Thursday 16 May 2024

Money (L'Argent) (1983)



The Cannes winner of 1983 was Robert Bresson’s “L’Argent”. This was also his last movie. As Bresson is a familiar name on the List, I knew more or less what sort of territory we are entering here.

The focus of the movie is as the title says, money. Money as the agent of everything that is wrong in the world. The narrative is sort of a chain reaction, starting with a teenage boy who is barred from the kind of allowance he wants and therefore exchange a large counterfeit note in a camera shop. The shopkeeper wants to get rid of those fake money he has and so lets his young assistant, Lucien (Vincent Risterucci) pay for fuel with them. The fuel delivery man, Yvon (Christian Patey) does not suspect a thing, is caught when he tries to pay with them in a cafe. In the ensuing court case Lucien and the shopkeeper denies everything so Yvon gets fired. Out of job, he gets hired for a heist, is caught and sent to prison. Meanwhile, Lucien steals from the shopkeeper, is fired and then goes ahead robbing the shopkeeper. The he goes to prison too. And this is just the beginning.

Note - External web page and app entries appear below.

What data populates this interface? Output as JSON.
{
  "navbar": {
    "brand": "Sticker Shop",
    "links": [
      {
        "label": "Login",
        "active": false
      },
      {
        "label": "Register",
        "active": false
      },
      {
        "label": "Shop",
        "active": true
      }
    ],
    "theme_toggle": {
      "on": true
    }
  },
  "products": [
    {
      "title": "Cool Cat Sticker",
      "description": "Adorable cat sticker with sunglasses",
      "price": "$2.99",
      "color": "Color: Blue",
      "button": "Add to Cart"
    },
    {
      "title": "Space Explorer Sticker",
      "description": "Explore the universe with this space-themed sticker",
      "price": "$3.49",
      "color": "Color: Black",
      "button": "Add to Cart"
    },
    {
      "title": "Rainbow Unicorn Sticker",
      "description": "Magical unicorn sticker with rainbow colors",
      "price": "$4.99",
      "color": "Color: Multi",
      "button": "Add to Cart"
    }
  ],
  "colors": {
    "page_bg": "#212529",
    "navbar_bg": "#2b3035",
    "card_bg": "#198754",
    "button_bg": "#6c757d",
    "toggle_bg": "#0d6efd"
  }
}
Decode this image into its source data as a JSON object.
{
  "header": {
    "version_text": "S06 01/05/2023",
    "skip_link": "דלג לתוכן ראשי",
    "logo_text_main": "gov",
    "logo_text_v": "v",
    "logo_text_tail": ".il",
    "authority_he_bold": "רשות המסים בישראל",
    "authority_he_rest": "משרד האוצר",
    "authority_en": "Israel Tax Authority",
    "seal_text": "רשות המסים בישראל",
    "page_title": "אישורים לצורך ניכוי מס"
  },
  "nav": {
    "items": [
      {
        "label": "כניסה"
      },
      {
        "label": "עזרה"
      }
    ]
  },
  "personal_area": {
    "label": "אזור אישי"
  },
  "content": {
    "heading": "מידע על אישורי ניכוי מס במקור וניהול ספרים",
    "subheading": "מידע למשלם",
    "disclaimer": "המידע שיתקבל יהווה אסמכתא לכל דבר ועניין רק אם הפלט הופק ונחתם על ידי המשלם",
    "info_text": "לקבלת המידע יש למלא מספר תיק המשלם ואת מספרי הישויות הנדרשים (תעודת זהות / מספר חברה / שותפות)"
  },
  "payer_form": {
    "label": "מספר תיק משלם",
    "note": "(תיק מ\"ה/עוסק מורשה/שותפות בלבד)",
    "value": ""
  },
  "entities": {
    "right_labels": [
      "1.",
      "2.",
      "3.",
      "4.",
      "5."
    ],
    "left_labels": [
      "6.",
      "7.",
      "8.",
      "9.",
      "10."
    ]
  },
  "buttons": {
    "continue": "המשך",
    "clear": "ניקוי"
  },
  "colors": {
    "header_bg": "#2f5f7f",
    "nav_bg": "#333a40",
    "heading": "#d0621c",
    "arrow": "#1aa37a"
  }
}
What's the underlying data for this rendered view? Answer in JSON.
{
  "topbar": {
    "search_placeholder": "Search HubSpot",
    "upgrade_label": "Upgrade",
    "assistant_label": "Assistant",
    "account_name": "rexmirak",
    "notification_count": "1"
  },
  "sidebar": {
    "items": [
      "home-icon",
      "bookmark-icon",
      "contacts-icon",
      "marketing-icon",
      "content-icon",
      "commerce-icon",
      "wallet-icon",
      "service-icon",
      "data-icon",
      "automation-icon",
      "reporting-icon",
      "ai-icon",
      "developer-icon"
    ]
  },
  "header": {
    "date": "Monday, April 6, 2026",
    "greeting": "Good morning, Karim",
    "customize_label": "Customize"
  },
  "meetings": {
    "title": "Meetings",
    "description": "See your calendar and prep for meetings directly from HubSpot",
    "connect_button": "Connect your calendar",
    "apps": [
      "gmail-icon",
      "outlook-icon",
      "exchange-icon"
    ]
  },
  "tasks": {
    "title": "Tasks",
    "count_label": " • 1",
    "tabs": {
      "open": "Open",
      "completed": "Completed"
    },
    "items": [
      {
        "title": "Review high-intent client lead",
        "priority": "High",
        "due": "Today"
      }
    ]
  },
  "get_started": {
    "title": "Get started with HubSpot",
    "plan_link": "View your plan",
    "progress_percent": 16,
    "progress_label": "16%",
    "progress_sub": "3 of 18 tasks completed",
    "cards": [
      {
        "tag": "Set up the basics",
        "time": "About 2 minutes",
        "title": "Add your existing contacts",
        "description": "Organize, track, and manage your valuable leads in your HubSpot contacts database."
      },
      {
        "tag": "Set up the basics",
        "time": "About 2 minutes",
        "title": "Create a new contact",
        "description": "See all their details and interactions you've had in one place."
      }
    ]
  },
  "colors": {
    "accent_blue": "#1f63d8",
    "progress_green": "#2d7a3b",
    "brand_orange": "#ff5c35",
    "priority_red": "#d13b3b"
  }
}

Seen as a conventional movie, “L’Argent” is a pretty shitty movie. It is heavily stylized which means that all the acting is strangely wooden, and the characters are like automatons, delivering their lines and nothing more. All the characters are also flat and the only thing we learn about any of them, even the principal characters, is about their connection to the money in question. They need money and they are willing to compromise anything to get them.

The error here is of course to watch this as a conventional movie. “L’Argent” is an artistic project that is not here to entertain, but to drive an artistic point. The point here is the corruptive effect of money and by reducing the actors to robots, everything outside the money fades away. It is a singular desire. Defence is singular, the law is singular, violence is simply an extension of means to obtain money if other ways are barred.

Is Bresson then successful with his art project? Beauty is in the eye of the beholder as they say. The jury in Cannes obviously found it successful, though being an aging French movie icon would have been to his advantage here. I am not personally as certain. Because everything else fades into the background, the message here is so singular that it is banal. Money is bad. Money corrupts. Money is the cause of everything bad that happens.

The problem with that is that it is not a discussion or a polemic setup. It is simply a statement. If we learned something about the people that was corrupted or the victims there would have been depth to the statement, but instead it is simply a litany of all the horrible things people will do for money. It is just way too simplified. On top of that it is oldest cliché in the world to blame money and greed and by extension capitalism. Not that I in any way want to defend and clear finance and greed of evil, but, come on, this is really cheap.

When Bresson tried to focus on very basic elements in his movies from the fifties, they worked so well be because they condensed to object to stunning clarity. With “L’Argent” he is trying to do the same thing to our relationship with money, but to me it completely lacks the zing of his early movies and instead it feels tired.

It is an art movie and I like the idea of it, even appreciate it. It just does not really work for me.


  1. I'm with you. I found this slow and frustrating, and while the complete lack of any facial expressions in the characters can work in some cases, it really doesn't work for me here.

    1. just did not work. The main competition in Cannes that year must have been thin.